[Element data from apps and pages]
· · · ·
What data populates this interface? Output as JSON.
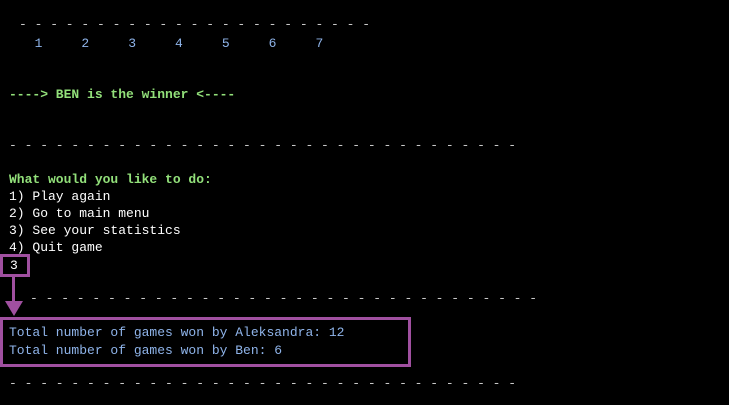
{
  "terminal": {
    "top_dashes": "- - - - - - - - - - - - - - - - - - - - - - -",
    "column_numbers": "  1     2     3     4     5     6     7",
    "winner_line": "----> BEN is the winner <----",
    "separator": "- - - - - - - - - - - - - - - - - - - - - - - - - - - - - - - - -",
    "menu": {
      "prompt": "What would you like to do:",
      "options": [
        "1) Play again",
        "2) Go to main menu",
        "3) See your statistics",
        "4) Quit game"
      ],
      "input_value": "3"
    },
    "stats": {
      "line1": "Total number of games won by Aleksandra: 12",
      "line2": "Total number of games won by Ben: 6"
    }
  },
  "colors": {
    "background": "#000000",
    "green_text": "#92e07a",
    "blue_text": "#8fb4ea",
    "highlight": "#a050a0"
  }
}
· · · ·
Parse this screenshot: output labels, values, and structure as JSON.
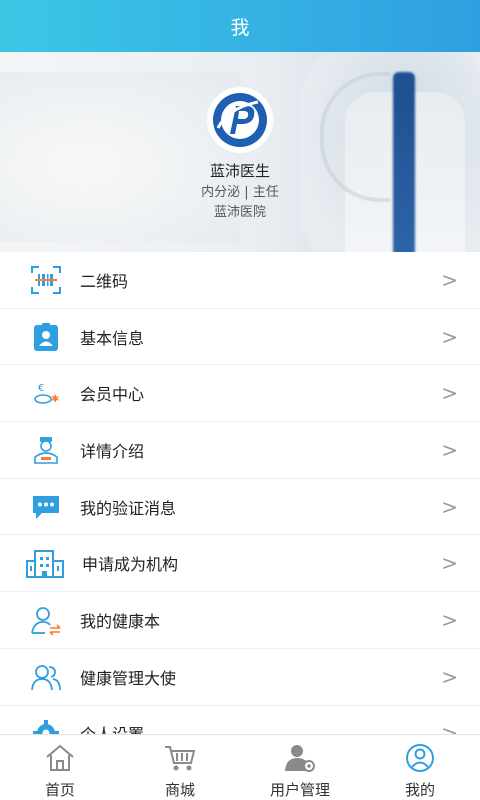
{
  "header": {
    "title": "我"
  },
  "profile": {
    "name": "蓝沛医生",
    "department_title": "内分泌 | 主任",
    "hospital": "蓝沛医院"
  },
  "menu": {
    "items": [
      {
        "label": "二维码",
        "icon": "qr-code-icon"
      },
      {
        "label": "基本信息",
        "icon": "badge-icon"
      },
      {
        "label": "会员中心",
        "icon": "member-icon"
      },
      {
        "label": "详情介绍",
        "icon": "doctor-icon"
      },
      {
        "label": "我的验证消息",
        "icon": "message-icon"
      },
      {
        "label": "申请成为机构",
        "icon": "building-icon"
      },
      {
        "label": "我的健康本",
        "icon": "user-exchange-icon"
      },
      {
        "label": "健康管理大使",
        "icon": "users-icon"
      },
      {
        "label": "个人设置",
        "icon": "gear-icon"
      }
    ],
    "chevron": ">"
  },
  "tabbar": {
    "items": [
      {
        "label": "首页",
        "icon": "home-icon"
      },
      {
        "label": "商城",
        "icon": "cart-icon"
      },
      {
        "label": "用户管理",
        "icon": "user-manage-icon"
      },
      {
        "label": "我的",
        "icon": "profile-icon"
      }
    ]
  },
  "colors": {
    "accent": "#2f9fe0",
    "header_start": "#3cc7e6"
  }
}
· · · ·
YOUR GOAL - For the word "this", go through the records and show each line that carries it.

YOUR RESPONSE -
What data populates this interface? Output as JSON.
Parse this screenshot: output labels, values, and structure as JSON.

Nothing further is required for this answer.